That does allow room for the extra digit that results from the rounding.
September 15, 2015 at 12:53 pm
A programming language should work in an intuitive way and/or hide needless complexity. Really, 0.999 and 1.999 should both evaluate to a common data type and therefore be processed by ROUND in exactly the same way. Failing that, ROUND should try to do an implicit conversion if that will prevent an error.
Just my 2 pennies...
September 15, 2015 at 1:18 pm
curt_coker (9/15/2015)
A programming language should work in an intuitive way and/or hide needless complexity. Really, 0.999 and 1.999 should both evaluate to a common data type and therefore be processed by ROUND in exactly the same way. Failing that, ROUND should try to do an implicit conversion if that will prevent an error.Just my 2 pennies...
That would make our jobs too easy.:-)
September 27, 2015 at 5:05 am
sknox (9/14/2015)
I think the explanation is just plain wrong.I don't see anything which would produce data types or numbers with the precision and scale of (2,1) or (1,1) -- 0.999 is (3,3) and 2 is an int. The result, 1.00, is (3,2).

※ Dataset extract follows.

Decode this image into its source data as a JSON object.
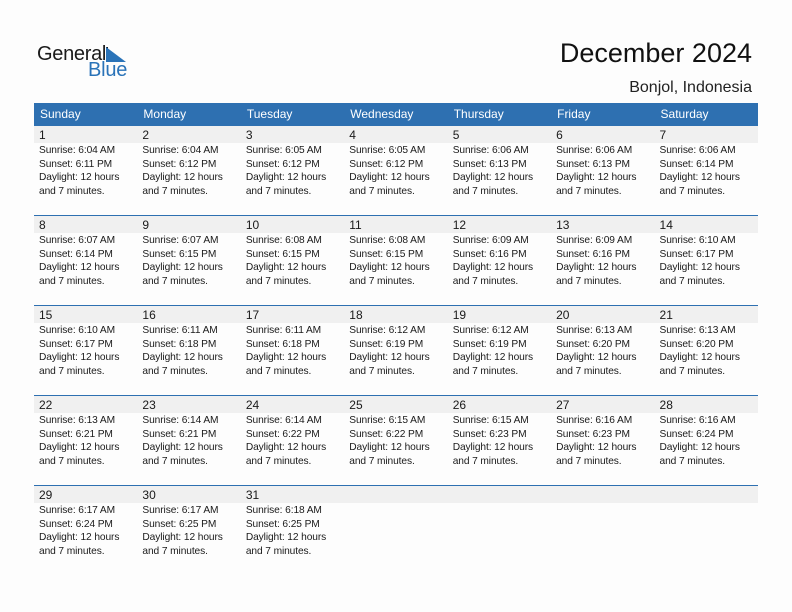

What's happening is that SQL Server is not adjusting the resultant datatype for the potential increase in number of digits to the left of the decimal point (i.e, a potential decrease in scale of 1)
The datatype for ROUND is based on the original type (3,3). But rounding up to two decimal places gives you a result of 1.00, which is (3,2). A number with precision and scale of (3,2) cannot fit in (3,3) because there is no place to put the additional number to the left of the decimal point.
This is supported by the fact that SELECT ROUND(CAST(0.999 AS NUMERIC(4,3)), 2) works fine, and that SELECT ROUND(9.999, 2) does not.
I agree, the explanation is bunk, as can be seen from the examples given on the BOL round page, or by noticing that the result of ROUND(x,2) has the same type as x (and that the default type for literals with only a 0 before the decimal point is has scale and precision equal, which can easily be discovered using INSERT INTO). The failure when rounding requires an extra digit before the decimal point is explicity described with an example on the BOL page, although unlike this QOTD the example doesn't involve a default type with equal scale and preceision.
It is however a terrible fault in SQL Server. Every other implementation of SQL I have come across will either increase length by 1 or decrease scale by 1 when doing this rounding, and every other programming language I'ae seen that has a ROUND function gets it right. Add it to the NULL sum of the empty set as nother gross failure to cope with maths.
I imagine the 44% who picked 1 as the answer just assumed that T-SQL would have got the standard mathematical function ROUND right - and it's a pity they were wrong.
Tom
Viewing 12 posts - 16 through 26 (of 26 total)
You must be logged in to reply to this topic. Login to reply